T hink setting up an online retail shop is too complicated and expensive? For an easy, low-cost solution, check out GeoCities' new GeoShops program (http://www.geocities.com). GeoShops merchants get 15MB of server space, a personal URL, unlimited e-mail aliases, and access to all the tools used by the more than 1.5 million GeoCities "residents" to set up personal Web sites. The price? Just $24.95 per month, plus a $100 fee to register your domain name. A credit card merchant account is available for a $120 setup fee plus a monthly charge of $80, or $40 plus 5 percent of transactions, whichever is higher.

GeoCities is betting that GeoShops will be a winner--it projects that participating shops together will do about $10 million in sales in their first year. Indeed, traffic will be high--GeoCities gets more than 650 million page views per month and ranks among the most-visited sites.

Fast Track

Name: Joe Pickerelli

Company name and description: Mobile Guitar Repair is a one-man, one-van business. Pickerelli roams New York and New Jersey in a van, providing house calls to people with guitars, banjos, violins and other stringed instruments in need of repair.

Based: Landing, New Jersey

Founded: 1989

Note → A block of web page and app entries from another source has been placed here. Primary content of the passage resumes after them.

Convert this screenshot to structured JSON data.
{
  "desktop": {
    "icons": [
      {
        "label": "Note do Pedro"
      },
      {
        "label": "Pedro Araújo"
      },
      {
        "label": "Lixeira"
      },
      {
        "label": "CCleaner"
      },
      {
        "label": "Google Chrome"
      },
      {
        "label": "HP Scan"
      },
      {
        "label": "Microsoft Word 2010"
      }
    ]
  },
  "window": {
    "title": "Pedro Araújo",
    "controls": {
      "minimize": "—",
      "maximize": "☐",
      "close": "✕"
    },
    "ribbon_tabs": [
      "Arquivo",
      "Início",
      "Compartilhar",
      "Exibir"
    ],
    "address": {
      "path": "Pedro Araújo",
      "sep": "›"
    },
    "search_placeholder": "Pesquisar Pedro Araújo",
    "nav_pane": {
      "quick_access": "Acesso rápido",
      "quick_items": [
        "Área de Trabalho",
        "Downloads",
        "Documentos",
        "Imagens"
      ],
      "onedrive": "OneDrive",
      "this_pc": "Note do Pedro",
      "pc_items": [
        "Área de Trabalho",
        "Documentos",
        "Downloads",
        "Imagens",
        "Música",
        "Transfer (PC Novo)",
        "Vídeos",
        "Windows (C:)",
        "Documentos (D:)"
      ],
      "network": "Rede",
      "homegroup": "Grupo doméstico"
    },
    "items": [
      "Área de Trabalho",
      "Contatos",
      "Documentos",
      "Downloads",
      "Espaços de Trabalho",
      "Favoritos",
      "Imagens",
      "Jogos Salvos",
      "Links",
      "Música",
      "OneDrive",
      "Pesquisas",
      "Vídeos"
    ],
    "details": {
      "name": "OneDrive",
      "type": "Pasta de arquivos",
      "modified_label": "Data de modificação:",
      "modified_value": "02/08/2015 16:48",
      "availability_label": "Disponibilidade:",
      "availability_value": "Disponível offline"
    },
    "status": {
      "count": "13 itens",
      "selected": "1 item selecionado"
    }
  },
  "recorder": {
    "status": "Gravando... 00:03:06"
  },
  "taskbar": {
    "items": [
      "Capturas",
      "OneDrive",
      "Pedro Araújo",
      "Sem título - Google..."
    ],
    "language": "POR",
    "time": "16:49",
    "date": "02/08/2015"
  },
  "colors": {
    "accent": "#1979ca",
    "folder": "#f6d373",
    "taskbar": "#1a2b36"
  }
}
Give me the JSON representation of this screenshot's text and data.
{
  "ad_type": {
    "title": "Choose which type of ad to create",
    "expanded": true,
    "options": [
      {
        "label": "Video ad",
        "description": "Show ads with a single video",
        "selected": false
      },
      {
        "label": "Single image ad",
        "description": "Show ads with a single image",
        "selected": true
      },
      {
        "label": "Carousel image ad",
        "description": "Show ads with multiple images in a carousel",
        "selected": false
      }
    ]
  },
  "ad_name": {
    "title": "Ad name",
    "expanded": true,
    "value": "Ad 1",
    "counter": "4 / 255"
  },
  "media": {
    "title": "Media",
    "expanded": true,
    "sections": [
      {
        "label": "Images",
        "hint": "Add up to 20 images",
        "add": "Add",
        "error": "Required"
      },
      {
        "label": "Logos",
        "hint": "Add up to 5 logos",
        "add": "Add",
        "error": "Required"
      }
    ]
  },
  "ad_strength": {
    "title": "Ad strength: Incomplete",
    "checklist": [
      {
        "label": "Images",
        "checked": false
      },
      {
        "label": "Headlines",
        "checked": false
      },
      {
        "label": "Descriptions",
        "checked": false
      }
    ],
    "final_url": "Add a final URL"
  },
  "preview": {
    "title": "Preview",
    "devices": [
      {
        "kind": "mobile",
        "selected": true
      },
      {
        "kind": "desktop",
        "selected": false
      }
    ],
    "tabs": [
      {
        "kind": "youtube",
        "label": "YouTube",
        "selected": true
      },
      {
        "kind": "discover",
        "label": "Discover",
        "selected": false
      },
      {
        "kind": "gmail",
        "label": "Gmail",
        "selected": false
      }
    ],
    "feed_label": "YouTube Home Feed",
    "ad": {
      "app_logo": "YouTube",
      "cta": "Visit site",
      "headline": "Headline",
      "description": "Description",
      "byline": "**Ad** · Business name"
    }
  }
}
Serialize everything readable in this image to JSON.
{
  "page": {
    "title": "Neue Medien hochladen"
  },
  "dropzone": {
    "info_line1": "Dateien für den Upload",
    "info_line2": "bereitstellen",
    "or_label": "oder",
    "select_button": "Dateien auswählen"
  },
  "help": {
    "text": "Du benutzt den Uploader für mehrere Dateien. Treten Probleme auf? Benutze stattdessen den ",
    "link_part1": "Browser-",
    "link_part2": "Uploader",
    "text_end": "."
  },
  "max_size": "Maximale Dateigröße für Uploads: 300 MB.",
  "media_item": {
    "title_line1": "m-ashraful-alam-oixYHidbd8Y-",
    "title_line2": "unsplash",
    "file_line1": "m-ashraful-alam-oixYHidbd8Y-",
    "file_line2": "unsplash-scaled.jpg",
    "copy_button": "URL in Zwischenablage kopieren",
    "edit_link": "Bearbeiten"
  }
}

Strumming up business: After playing in bands for many years, Pickerelli knew all about guitars and how they break. In 1989, he quit his day job (he was a metallurgist) and set up a guitar repair shop. One day, as a mobile glass repairman was fixing a broken window on his truck, a thought flashed through Pickerelli's mind: "glass repair . . . guitar repair." Why not? He loaded $12,000 worth of repair gear in his van and hit the road with what he calls "the world's first mobile guitar repair service." A big plus: Pickerelli is ready to call on bands in bars, homes, studios or concert halls--wherever that night's gig is.

Web site:http://members.bellatlantic.net/~picksmgr Check out the site--it's a low-budget but excellent case in point of what a small business can use the Web to do. Have an ailing guitar? Pickerelli gives free diagnoses of what might be wrong and how much a repair will cost.